• WHAT YOU WILL DO
Your answer should consist of the lines below that hold the word "text".

• GIVEN INFORMATION
⟨

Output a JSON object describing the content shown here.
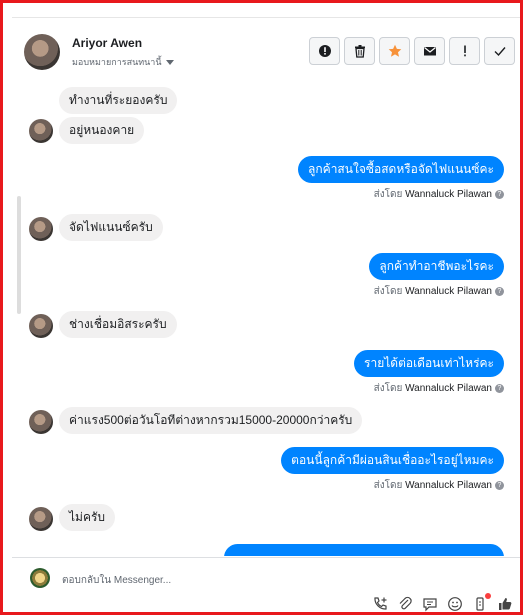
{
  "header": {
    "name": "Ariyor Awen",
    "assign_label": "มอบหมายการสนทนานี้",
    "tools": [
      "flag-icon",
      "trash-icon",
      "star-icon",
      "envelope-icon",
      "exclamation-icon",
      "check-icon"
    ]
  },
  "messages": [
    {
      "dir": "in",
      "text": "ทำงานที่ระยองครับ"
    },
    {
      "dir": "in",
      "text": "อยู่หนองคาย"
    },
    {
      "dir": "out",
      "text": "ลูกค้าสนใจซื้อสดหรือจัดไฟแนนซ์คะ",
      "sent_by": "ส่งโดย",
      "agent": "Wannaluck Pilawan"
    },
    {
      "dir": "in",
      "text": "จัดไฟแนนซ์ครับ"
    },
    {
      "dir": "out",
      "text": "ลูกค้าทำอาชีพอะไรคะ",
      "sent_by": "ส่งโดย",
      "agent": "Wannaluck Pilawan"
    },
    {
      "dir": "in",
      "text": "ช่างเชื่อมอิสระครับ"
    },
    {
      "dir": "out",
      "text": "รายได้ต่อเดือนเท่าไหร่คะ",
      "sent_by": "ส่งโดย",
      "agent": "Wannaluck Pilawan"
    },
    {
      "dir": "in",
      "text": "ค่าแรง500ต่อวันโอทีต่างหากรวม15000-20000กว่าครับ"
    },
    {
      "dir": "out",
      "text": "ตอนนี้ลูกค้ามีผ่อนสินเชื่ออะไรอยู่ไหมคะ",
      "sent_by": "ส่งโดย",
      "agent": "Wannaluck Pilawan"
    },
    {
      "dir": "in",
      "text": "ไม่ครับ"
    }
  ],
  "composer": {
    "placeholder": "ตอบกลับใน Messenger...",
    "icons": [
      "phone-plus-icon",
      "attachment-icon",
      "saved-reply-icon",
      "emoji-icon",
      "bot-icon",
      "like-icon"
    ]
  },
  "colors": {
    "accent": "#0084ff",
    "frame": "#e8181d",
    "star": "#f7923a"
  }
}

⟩

• REPLY
      "text": "ทำงานที่ระยองครับ"
      "text": "อยู่หนองคาย"
      "text": "ลูกค้าสนใจซื้อสดหรือจัดไฟแนนซ์คะ",
      "text": "จัดไฟแนนซ์ครับ"
      "text": "ลูกค้าทำอาชีพอะไรคะ",
      "text": "ช่างเชื่อมอิสระครับ"
      "text": "รายได้ต่อเดือนเท่าไหร่คะ",
      "text": "ค่าแรง500ต่อวันโอทีต่างหากรวม15000-20000กว่าครับ"
      "text": "ตอนนี้ลูกค้ามีผ่อนสินเชื่ออะไรอยู่ไหมคะ",
      "text": "ไม่ครับ"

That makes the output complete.